** Prompt **
For each record below, output its text exactly and skip any picture.

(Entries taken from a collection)
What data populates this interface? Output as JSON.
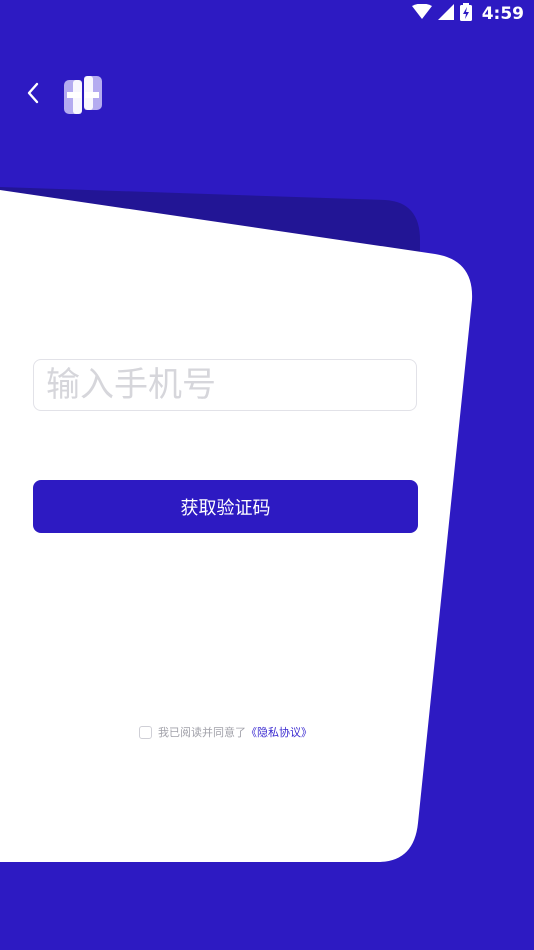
{
  "status_bar": {
    "time": "4:59",
    "icons": [
      "wifi-icon",
      "cellular-signal-icon",
      "battery-icon"
    ]
  },
  "header": {
    "back_icon": "chevron-left-icon",
    "logo_icon": "app-logo-icon"
  },
  "login": {
    "phone_placeholder": "输入手机号",
    "get_code_label": "获取验证码",
    "agreement_prefix": "我已阅读并同意了",
    "privacy_link": "《隐私协议》"
  },
  "colors": {
    "brand": "#2d1ac2",
    "card_back": "#221595",
    "card": "#ffffff",
    "link": "#3a2ad0"
  }
}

** Written response **
What data populates this interface? Output as JSON.
{
  "status_bar": {
    "time": "4:59",
    "icons": [
      "wifi-icon",
      "cellular-signal-icon",
      "battery-icon"
    ]
  },
  "header": {
    "back_icon": "chevron-left-icon",
    "logo_icon": "app-logo-icon"
  },
  "login": {
    "phone_placeholder": "输入手机号",
    "get_code_label": "获取验证码",
    "agreement_prefix": "我已阅读并同意了",
    "privacy_link": "《隐私协议》"
  },
  "colors": {
    "brand": "#2d1ac2",
    "card_back": "#221595",
    "card": "#ffffff",
    "link": "#3a2ad0"
  }
}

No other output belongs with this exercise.